Ound was founded by fashion designer, Paula Delgado, with an almost meditative approach and as an alternative to the “broken system” that is fast fashion.
Specialising in botanical dyed scarves and other garments, Paula shares with us her inspiration behind Ound, the process of making her one-of-a-kind silk scarves using hand-foraged plants & flowers, and how she manages to steer completely clear of synthetic dyes and unsustainable practices…
What inspired you to leave fast fashion behind and launch Ound?
I was a fashion designer for two of the largest global fast fashion corporations, and through this my eyes were opened to the harmful nature of the fast fashion industry based on high-speed turnover, overproduction and waste.
After spending several months in rural Argentina and Scotland from 2015 to 2017, I learnt more about wool production, weaving and knitting, and started to teach myself the art of botanical dye. From here I became inspired by the philosophy of permaculture; a holistic design system for creating relations between humans, plants, animals, and the earth.
With Ound, I have translated this passion into a contemporary aesthetic rooted in simplicity and humble luxury. Ound offers an alternative to fast fashion and is based on a thoughtful design process that appreciates the materials and matter, and evolves and matures over time.
Tell us more about the eco-friendly and natural dyes you use.
Our dyeing practice is embedded in the process of working with handmade pigments and botanical dyes, one of the oldest crafts of humankind. Before the invention of synthetic dyes a century ago, people gathered their colours from the lands and the seasons that surrounded them.
At Ound, we dye our garments with handmade pigments extracted from food waste, plants and flowers. This natural technique is our answer to the toxic synthetic dyes of an industry that pollutes and poisons our water streams and soils.
For example, the yellow scarf is made from yellow chamomile.
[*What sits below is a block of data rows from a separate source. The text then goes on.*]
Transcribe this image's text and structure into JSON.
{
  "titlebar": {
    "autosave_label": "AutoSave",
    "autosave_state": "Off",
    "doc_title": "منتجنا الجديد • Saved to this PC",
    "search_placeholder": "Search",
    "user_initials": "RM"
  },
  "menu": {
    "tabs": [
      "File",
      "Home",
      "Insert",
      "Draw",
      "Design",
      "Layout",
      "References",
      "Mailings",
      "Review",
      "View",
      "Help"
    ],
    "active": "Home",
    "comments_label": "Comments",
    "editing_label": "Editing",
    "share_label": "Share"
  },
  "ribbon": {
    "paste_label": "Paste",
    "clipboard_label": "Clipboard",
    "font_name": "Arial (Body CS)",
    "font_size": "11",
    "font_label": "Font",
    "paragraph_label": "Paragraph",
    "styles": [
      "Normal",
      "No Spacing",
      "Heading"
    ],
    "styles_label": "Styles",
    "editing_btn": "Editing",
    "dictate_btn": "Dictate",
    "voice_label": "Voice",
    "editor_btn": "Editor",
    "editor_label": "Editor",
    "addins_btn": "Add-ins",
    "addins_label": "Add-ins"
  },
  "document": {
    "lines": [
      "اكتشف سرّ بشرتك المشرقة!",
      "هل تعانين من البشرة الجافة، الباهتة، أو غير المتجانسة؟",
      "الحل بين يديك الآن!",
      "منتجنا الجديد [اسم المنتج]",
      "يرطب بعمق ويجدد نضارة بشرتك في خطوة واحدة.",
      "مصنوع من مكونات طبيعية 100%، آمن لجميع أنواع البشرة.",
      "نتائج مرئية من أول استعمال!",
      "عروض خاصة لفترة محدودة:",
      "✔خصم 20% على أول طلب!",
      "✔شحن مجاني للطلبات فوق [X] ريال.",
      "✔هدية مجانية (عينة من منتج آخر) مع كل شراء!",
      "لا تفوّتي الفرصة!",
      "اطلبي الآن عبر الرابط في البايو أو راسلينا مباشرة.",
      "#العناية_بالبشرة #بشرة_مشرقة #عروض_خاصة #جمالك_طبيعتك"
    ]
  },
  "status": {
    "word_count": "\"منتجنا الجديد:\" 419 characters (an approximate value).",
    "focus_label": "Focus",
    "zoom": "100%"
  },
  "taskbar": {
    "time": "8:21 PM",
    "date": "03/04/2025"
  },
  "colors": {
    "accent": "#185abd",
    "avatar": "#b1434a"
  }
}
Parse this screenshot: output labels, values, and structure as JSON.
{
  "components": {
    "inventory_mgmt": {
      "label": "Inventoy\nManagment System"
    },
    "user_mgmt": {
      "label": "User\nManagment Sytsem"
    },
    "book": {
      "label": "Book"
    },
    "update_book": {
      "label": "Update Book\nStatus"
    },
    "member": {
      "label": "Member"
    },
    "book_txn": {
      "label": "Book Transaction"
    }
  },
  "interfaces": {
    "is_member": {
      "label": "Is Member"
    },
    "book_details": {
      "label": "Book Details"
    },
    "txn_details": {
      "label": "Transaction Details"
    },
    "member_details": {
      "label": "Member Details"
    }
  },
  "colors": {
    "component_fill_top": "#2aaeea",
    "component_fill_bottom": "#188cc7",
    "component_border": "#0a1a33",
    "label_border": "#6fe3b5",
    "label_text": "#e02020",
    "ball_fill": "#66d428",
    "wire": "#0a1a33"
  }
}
The size of each petal is about 4mm long, these are placed by hand using tweezers to handle each petal individually to create the pattern – a labour of love to obtain the pure essence and delicacy of nature. The irregularity of the patterns achieved with this artisanal process makes each piece unique and beautiful.
The green scarf uses Fumaria, which is interestingly sometimes used in herbal medicine to treat dermatologic conditions. The black scarf is coloured using Eucalyptus.
What is the method you use to dye and print Ound garments?
The intricate process of naturally dyeing a silk garment takes up to two weeks. First, we forage and collect the dye matter. Then, we prepare the garment to absorb the colour and set up a bath separately to avoid contamination and stains.
Meticulously placed in the bath, the garment is left in the water for as long as it needs to take in the colour, creating its own beautiful patterns of imperfection. The colours obtained in each bath vary in relation to the qualities of the water and the dye matter, connecting each piece to the time and place where it came into being. Afterwards, the colour has to rest for a week to improve its fastness before the garment can then be washed and ironed. Natural colours tend to be pH-sensitive but, if handled with care, colour fastness is as good as industrially-dyed garments.
All Ound botanical dyed scarves are one-of-a-kind and can only be made in limited editions due to the dyeing process, which means there are literally no two scarves the same! This craftsmanship allows the owner to establish an emotional bond with their garment, knowing it’s the only one like it in the world.